- Opening Delimiter -

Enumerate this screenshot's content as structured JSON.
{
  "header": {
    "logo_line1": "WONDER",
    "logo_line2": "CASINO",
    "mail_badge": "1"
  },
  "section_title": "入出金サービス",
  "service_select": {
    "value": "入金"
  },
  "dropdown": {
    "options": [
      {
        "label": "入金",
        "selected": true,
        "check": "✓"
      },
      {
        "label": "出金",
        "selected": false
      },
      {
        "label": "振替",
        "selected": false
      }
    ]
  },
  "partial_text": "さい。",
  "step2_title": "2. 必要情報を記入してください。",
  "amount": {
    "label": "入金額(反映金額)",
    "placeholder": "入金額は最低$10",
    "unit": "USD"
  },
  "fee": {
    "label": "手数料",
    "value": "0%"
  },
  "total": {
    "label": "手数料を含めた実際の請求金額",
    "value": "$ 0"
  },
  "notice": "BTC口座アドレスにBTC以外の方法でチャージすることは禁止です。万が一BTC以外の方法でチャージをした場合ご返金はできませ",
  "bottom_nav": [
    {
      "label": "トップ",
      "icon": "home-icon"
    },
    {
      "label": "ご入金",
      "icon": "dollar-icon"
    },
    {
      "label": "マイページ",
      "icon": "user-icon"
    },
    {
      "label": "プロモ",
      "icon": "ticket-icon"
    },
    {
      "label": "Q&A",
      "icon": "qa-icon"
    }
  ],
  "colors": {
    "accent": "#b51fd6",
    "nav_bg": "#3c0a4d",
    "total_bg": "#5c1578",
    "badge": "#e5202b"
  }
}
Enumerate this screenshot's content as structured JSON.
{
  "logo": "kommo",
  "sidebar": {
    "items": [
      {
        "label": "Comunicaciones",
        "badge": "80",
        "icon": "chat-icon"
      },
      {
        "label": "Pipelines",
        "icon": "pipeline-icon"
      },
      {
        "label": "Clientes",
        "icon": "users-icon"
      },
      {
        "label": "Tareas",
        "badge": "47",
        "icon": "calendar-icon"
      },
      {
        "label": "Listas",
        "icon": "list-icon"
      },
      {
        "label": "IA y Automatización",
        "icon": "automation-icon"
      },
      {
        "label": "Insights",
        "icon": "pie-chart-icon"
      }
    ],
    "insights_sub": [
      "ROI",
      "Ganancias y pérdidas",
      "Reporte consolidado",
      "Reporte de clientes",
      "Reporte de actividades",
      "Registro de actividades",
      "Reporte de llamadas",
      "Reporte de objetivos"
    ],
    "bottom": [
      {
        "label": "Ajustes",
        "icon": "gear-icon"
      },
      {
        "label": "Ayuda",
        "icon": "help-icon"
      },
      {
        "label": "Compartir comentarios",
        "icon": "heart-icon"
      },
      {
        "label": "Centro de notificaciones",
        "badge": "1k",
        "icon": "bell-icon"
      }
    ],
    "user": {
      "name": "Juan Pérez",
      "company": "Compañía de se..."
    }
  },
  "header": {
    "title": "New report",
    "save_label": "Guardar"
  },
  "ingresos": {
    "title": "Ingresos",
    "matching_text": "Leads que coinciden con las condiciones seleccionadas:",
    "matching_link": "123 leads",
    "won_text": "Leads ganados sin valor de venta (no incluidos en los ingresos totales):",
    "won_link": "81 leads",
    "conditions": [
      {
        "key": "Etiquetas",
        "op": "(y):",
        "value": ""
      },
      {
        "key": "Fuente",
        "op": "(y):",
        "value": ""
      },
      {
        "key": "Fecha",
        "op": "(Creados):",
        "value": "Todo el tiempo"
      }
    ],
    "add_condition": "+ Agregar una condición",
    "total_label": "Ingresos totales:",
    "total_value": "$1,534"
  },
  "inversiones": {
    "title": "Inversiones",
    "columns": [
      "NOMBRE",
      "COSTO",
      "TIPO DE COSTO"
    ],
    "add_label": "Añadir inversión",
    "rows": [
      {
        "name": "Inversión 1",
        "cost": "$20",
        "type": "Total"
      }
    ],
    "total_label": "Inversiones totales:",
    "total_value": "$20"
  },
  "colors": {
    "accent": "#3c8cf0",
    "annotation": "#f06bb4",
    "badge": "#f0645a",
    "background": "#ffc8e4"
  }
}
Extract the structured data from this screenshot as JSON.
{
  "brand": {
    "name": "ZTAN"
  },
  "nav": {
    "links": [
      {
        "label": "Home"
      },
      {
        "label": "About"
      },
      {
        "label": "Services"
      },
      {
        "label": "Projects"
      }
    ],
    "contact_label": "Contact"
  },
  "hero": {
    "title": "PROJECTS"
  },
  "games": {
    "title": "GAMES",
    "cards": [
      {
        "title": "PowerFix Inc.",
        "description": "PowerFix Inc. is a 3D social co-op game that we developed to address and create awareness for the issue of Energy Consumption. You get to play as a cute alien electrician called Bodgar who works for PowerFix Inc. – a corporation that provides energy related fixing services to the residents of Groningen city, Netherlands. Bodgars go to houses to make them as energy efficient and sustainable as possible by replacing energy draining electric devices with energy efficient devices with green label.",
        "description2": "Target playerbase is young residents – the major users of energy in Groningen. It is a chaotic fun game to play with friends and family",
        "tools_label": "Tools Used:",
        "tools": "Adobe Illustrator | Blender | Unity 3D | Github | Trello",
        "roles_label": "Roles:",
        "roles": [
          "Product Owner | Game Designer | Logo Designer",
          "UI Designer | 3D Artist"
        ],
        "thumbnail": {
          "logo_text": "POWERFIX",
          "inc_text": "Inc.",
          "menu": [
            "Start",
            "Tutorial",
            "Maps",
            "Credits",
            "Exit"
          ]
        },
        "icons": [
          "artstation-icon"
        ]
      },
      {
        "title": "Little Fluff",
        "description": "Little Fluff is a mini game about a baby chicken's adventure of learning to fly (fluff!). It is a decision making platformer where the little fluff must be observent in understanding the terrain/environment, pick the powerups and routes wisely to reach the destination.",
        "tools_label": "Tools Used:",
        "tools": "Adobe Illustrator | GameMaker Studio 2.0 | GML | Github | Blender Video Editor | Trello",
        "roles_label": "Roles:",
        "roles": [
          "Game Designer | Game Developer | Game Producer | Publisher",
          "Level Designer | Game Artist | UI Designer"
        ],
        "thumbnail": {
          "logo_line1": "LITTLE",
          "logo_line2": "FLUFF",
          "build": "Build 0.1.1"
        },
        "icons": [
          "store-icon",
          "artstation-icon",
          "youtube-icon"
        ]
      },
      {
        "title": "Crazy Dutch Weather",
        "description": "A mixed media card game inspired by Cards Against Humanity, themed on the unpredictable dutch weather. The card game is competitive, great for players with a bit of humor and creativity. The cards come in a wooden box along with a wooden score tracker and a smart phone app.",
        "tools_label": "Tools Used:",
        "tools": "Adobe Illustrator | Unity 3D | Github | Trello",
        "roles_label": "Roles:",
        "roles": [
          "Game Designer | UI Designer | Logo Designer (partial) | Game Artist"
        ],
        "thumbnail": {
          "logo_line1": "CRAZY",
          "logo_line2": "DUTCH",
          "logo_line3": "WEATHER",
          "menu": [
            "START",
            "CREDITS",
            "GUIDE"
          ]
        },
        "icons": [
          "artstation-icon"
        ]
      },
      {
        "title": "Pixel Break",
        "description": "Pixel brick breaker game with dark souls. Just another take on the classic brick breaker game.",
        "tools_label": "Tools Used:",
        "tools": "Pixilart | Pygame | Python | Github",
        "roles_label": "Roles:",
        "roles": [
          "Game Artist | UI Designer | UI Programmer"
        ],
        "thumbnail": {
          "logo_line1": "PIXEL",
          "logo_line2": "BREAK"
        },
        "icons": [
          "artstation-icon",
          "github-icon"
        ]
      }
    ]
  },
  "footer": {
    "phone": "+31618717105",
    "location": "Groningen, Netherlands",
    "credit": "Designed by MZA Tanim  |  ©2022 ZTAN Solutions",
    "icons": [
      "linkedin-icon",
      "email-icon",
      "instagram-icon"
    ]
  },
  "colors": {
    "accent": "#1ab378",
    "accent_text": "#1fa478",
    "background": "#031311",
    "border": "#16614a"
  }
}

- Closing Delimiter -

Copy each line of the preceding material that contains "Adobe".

        "tools": "Adobe Illustrator | Blender | Unity 3D | Github | Trello",
        "tools": "Adobe Illustrator | GameMaker Studio 2.0 | GML | Github | Blender Video Editor | Trello",
        "tools": "Adobe Illustrator | Unity 3D | Github | Trello",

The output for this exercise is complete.